--- START ---

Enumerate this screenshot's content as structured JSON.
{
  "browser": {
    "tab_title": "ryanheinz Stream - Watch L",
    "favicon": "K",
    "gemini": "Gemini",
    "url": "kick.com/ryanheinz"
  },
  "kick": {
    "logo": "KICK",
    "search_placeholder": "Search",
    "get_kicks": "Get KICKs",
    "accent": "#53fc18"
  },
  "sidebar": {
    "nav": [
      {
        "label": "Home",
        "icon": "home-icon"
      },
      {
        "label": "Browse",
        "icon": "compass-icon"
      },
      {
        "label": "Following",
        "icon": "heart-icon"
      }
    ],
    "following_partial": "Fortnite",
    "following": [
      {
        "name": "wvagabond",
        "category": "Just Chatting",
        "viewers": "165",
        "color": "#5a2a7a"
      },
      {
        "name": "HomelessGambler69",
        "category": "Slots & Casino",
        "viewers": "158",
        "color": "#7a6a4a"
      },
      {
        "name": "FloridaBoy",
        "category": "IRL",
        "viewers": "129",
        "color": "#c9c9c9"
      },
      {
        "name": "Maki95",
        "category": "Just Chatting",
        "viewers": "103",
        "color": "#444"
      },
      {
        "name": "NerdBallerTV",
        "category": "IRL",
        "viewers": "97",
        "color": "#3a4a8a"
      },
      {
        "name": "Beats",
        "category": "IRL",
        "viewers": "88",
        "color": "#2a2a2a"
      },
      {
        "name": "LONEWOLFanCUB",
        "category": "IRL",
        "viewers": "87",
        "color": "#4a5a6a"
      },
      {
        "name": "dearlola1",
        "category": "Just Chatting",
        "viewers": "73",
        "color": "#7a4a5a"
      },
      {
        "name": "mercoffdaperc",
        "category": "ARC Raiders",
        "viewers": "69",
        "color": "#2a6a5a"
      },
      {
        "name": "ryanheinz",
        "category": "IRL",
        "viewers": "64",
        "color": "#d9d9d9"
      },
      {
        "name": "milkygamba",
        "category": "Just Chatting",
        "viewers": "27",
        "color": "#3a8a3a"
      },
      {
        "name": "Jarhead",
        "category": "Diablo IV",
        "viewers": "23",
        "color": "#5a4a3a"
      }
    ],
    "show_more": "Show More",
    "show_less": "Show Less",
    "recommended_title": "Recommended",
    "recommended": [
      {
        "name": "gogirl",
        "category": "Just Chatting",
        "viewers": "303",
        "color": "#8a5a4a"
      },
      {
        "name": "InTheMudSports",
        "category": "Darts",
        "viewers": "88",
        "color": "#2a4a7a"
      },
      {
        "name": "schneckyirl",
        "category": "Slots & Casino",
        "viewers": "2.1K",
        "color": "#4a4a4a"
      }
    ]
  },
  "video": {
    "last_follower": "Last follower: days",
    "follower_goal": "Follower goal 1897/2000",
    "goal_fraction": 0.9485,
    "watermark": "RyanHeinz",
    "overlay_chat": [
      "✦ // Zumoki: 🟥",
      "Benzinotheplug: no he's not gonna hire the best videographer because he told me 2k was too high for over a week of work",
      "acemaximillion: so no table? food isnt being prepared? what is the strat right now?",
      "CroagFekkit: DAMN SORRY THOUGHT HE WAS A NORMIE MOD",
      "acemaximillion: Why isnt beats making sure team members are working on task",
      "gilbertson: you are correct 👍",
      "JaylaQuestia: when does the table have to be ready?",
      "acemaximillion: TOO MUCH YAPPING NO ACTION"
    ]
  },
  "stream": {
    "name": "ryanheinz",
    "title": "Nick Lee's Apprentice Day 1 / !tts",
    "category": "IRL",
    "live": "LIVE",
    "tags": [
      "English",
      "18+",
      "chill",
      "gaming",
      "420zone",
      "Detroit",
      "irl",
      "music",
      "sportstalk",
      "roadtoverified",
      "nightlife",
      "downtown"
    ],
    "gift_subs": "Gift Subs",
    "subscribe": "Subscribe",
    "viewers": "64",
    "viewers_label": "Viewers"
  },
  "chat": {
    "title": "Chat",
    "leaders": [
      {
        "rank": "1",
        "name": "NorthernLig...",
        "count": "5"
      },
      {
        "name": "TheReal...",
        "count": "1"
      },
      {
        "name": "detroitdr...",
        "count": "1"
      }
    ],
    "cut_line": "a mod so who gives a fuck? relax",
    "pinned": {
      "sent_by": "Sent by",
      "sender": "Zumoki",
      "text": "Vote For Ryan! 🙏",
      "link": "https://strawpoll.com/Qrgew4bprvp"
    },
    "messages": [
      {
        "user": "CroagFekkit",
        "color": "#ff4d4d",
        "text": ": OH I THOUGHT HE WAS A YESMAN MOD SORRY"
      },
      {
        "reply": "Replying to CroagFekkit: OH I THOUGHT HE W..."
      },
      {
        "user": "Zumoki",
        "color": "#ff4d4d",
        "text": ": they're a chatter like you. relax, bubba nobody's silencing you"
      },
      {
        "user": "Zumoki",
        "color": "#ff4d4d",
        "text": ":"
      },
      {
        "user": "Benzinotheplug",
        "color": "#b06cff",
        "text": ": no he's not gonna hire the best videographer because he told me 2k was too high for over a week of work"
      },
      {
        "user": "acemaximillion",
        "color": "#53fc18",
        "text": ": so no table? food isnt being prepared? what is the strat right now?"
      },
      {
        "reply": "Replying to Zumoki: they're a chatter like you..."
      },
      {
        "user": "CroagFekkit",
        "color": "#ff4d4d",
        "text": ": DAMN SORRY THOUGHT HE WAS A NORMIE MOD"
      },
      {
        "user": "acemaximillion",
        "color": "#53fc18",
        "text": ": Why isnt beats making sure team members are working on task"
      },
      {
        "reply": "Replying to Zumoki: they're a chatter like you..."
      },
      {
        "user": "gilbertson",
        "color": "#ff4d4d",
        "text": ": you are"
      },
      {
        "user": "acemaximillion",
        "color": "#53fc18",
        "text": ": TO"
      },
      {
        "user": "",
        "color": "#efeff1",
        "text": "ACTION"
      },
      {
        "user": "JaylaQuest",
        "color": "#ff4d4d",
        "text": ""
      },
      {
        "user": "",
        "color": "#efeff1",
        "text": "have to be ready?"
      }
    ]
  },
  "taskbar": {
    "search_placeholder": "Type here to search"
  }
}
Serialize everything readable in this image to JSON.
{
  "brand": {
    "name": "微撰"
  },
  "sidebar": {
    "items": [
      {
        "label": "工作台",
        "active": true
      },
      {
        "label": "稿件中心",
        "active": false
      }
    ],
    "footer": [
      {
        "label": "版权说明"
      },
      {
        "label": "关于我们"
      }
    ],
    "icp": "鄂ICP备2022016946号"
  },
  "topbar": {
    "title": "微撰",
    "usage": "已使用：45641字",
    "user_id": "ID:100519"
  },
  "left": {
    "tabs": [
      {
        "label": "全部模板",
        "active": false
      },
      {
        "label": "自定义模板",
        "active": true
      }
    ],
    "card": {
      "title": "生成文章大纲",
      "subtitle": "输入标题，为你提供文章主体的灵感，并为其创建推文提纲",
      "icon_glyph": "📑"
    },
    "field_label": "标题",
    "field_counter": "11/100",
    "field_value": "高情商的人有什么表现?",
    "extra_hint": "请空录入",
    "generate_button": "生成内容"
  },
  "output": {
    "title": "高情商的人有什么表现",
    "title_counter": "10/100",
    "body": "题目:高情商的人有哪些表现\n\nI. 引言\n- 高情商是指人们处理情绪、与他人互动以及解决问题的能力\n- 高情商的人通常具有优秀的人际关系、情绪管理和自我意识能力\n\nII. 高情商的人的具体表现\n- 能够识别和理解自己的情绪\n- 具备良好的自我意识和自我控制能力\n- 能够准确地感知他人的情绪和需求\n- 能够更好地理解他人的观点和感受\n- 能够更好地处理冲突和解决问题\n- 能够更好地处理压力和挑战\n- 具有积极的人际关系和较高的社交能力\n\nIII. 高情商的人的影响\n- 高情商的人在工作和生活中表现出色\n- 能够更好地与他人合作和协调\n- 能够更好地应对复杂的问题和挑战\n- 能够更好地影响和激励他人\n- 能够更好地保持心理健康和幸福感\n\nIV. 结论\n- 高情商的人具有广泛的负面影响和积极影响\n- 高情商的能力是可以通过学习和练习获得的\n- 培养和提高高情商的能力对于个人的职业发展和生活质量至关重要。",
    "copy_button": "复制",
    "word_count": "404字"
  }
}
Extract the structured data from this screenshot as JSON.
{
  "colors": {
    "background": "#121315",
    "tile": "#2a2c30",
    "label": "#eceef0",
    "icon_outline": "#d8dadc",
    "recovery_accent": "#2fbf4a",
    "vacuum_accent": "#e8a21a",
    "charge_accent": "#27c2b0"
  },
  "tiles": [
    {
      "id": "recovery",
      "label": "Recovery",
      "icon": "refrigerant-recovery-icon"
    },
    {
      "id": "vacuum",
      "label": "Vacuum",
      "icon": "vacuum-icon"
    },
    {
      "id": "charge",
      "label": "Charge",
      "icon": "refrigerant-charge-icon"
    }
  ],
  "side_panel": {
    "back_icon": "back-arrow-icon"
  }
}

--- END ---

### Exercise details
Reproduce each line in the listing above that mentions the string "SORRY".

### Response below
      "CroagFekkit: DAMN SORRY THOUGHT HE WAS A NORMIE MOD",
        "text": ": OH I THOUGHT HE WAS A YESMAN MOD SORRY"
        "text": ": DAMN SORRY THOUGHT HE WAS A NORMIE MOD"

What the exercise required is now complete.